All patients were given intramuscular (IM) injections of pure GcMAF.
IM injections are necessary because oral administration would expose the GcMAF protein molecule to gastric hydrochloric acid and pancreatic protease enzymes, resulting in degradation and deactivation.
Duration of treatment
In Dr. Yamamoto’s studies the duration of treatment varied from patient to patient and disorder to disorder:
Side effects and toxicity
There has never been an adverse reaction, side effect, or toxic reaction to pure GcMAF. Because its molecular structure is identical to GcMAF made by the body (i.e., bioidentical), there is absolutely no reason to expect that pure GcMAF would cause any kind of problem. Our genetic program contains the code for building GcMAF molecules. In normal, healthy bodies, the genes for GcMAF production are “expressed,” and ongoing GcMAF production makes sure our macrophages are continuously activated so that they can effectively address the ongoing onslaught of bacteria, viruses, parasites, and newly forming cancer cells. When viruses and cancer cells obstruct GcMAF production by releasing Nagalase, this finely tuned mechanisms breaks down, GcMAF dwindles, and macrophages slow down and stop. Now the welcome mat is out, the door is open, and the intruders come marching right in. Replacing the deficient GcMAF with exactly the same molecule that is missing guarantees there will be no adverse reactions.
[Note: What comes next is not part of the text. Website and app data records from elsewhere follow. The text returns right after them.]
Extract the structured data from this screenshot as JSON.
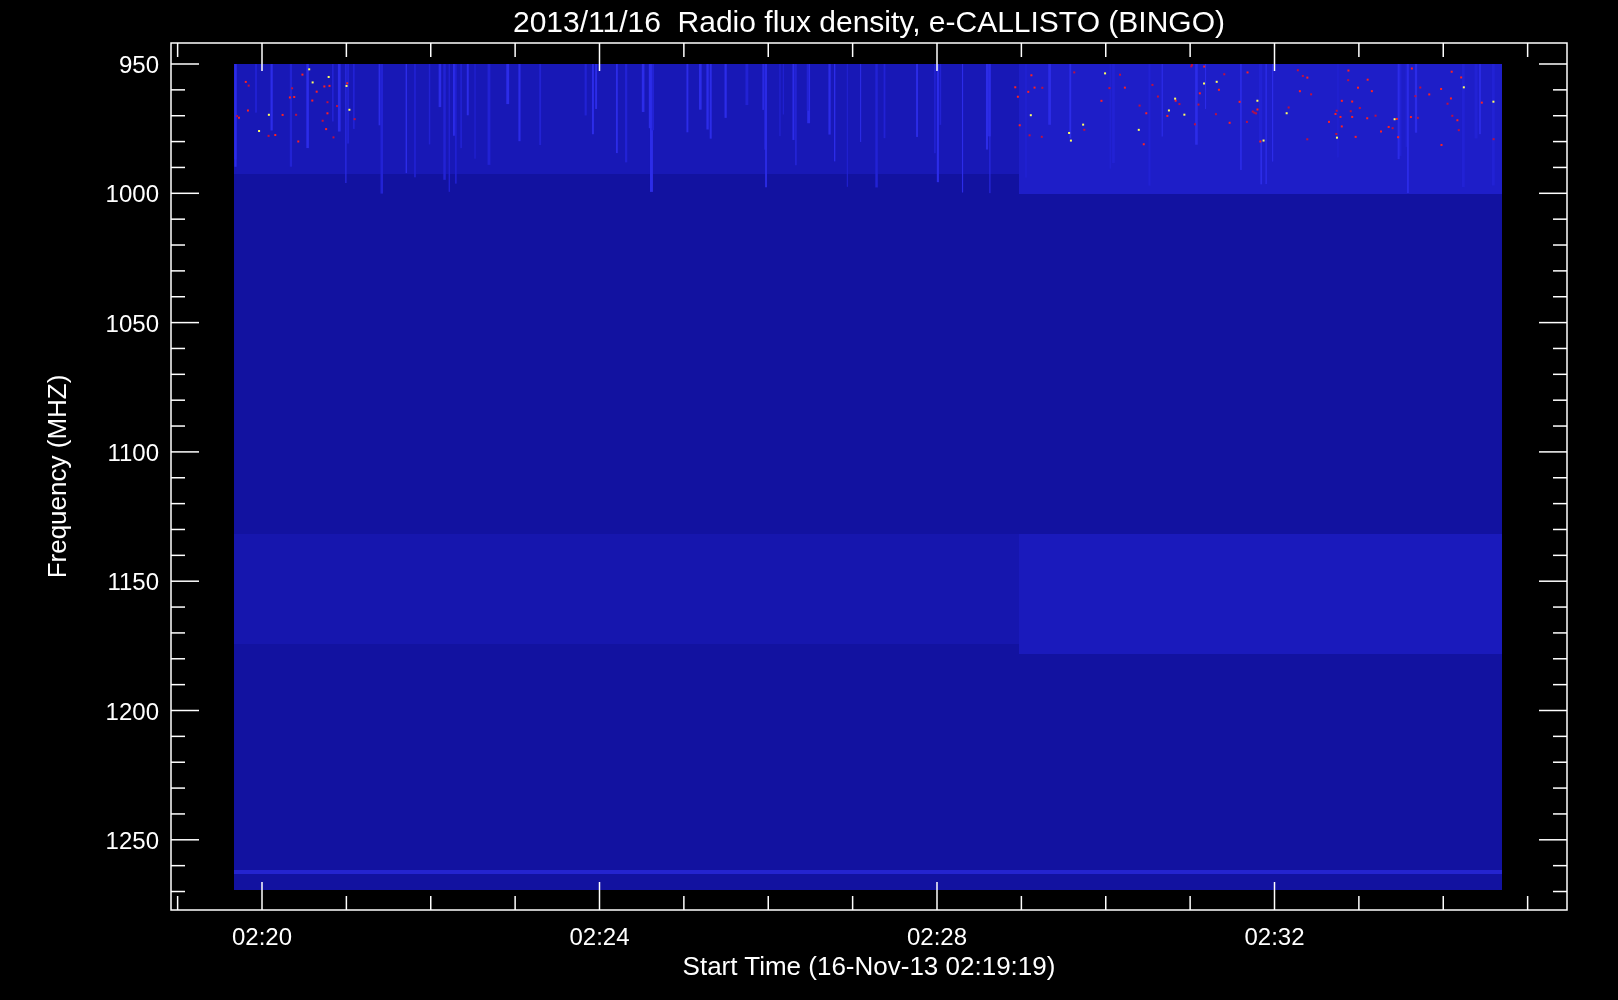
{
  "plot": {
    "title": "2013/11/16  Radio flux density, e-CALLISTO (BINGO)",
    "ylabel": "Frequency (MHZ)",
    "xlabel": "Start Time (16-Nov-13 02:19:19)",
    "y_tick_labels": [
      "950",
      "1000",
      "1050",
      "1100",
      "1150",
      "1200",
      "1250"
    ],
    "x_tick_labels": [
      "02:20",
      "02:24",
      "02:28",
      "02:32"
    ]
  }
}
The administration of impure (non-bioidentical or contaminated) GcMAF carries a high potential for side effects and adverse reactions. It also might not work. In Chapter 21 I address the challenging problem of bootlegs, counterfeits, knockoffs, wannabes—and certification to ensure purity. The importance of a establishing a GcMAF certifying authority cannot be overstated; a market flooded with ineffective products would provide authorities with a good reason to shut down all production.
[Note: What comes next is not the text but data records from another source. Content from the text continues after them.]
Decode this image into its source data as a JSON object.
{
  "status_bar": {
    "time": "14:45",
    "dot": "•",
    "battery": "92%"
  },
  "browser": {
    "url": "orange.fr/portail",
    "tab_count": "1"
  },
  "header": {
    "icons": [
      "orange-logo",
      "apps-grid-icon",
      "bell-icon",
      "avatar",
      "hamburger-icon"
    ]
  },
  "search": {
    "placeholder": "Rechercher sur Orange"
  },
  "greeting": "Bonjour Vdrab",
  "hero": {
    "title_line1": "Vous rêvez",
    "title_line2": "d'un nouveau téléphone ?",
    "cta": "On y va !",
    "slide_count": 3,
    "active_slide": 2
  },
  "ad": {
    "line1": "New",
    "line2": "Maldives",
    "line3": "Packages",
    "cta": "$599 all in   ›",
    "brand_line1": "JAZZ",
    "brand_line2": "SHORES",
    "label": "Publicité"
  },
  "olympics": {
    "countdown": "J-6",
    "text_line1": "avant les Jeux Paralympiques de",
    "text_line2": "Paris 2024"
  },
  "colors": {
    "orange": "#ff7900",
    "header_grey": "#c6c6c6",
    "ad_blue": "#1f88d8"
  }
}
Diseases for which Dr. Yamamoto has indicated he feels GcMAF would be effective:
Potential Obstacles to GcMAF effectiveness
Protease inhibitors - GcMAF might not work for HIV patients taking protease inhibitors. In macrophage phagolysosomes, proteases work to digest cancer cells and viruses. Protease inhibition might interfere with phagolysosomal protease activity, slowing digestion of phagocytized invaders, thus indirectly obstructing the macrophage activating effect of the GcMAF.
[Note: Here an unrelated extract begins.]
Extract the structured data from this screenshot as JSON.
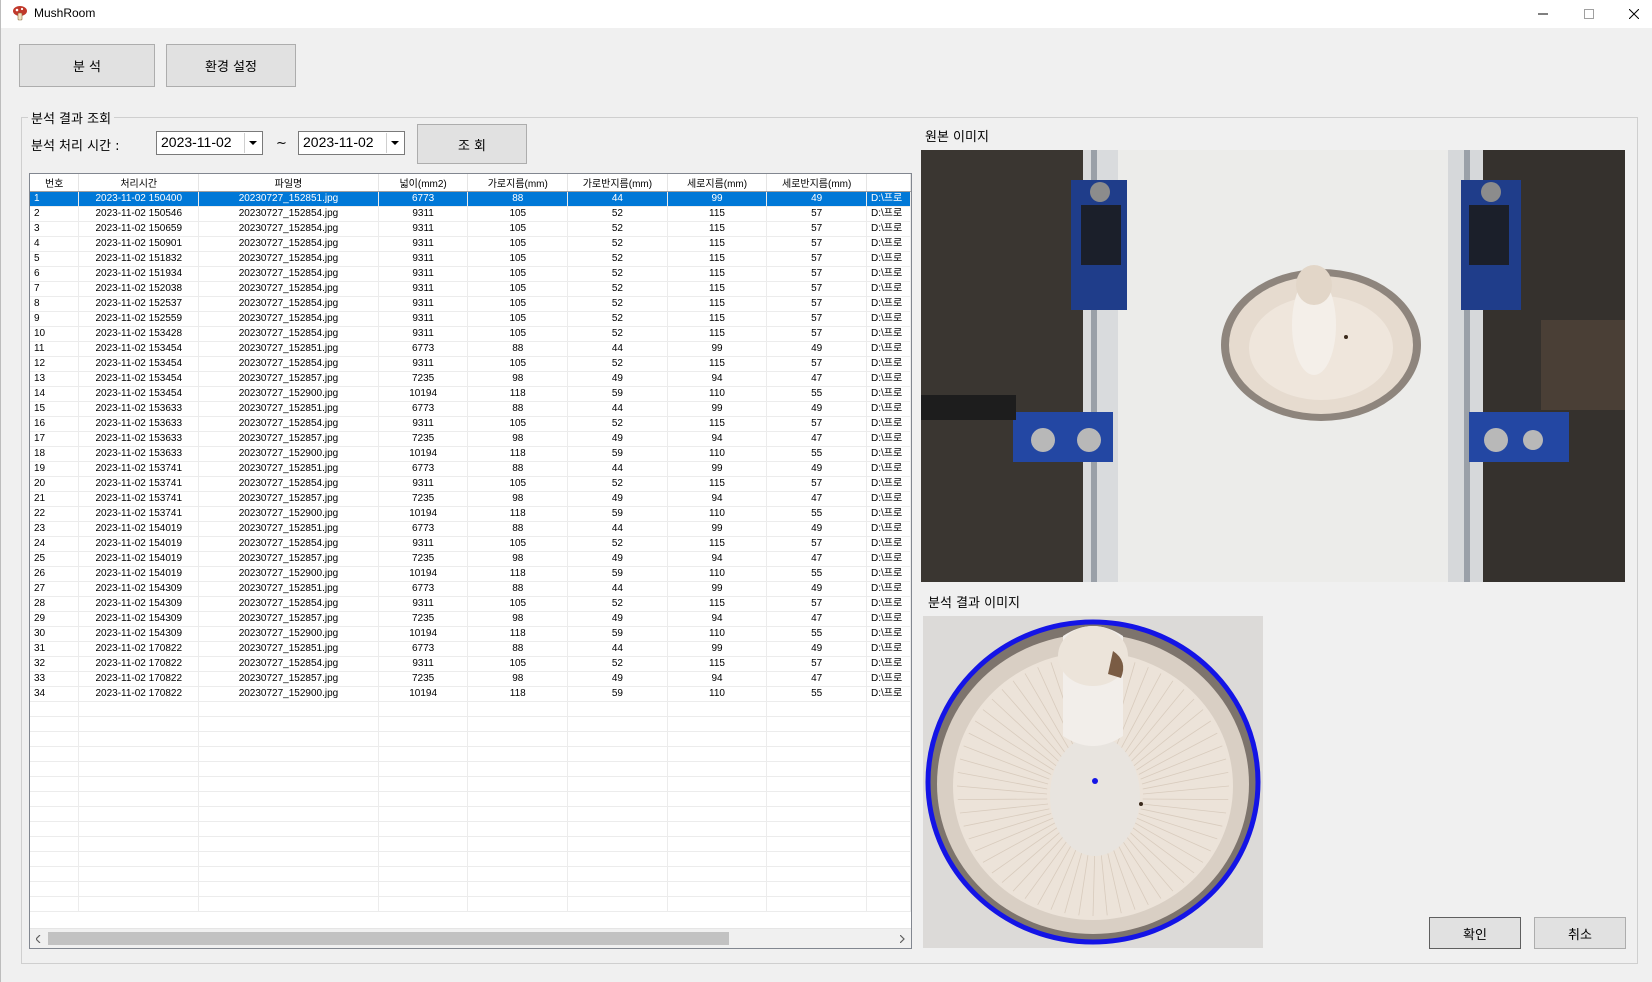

Opiates - According to Dr. Yamamoto, opiates (morphine, Demerol, opium, oxycodone, hydrocodone, Percodan, Percocet, Vicodin, Norco, etc.) may block GcMAF’s macrophage activating effect.
Anemia - A lack of sufficient red blood cells may compromise GcMAF effectiveness. Anemic patients were excluded from all of Dr. Yamamoto’s studies.
Insufficient macrophages - If a person doesn’t have enough macrophages or monocytes (the precursor cells that become macrophages), they might not respond as briskly to GcMAF as a person with normal macrophage/monocyte levels. Patients with low white cell counts (or compromised immune functioning) should take hydrolyzed whey protein which will encourage the bone marrow to make more white blood cells. Make sure you purchase cold processed “hydrolyzed” whey protein marketed by a company that specializes in supplying nutritional medicines to physicians (Pure Encapsulations would be an excellent choice). The whey protein found in health food stores is processed differently and would not be effective.
Medical monitoring required
Good intentions coupled with poor training can lead to disaster. Anyone who allows a novice to administer GcMAF is making a big mistake. Once available, GcMAF administration must always be monitored by a physician trained in its use.
Rather than a substitute for conventional cancer therapy, GcMAF is an adjunct to it. GcMAF effectiveness depends on optimum administration of conventional mainstream cancer therapies. Substituting GcMAF for conventional therapies for an imageable cancer could result in a preventable death.
Medically unsupervised administration of GcMAF would be a grave error for the following reasons: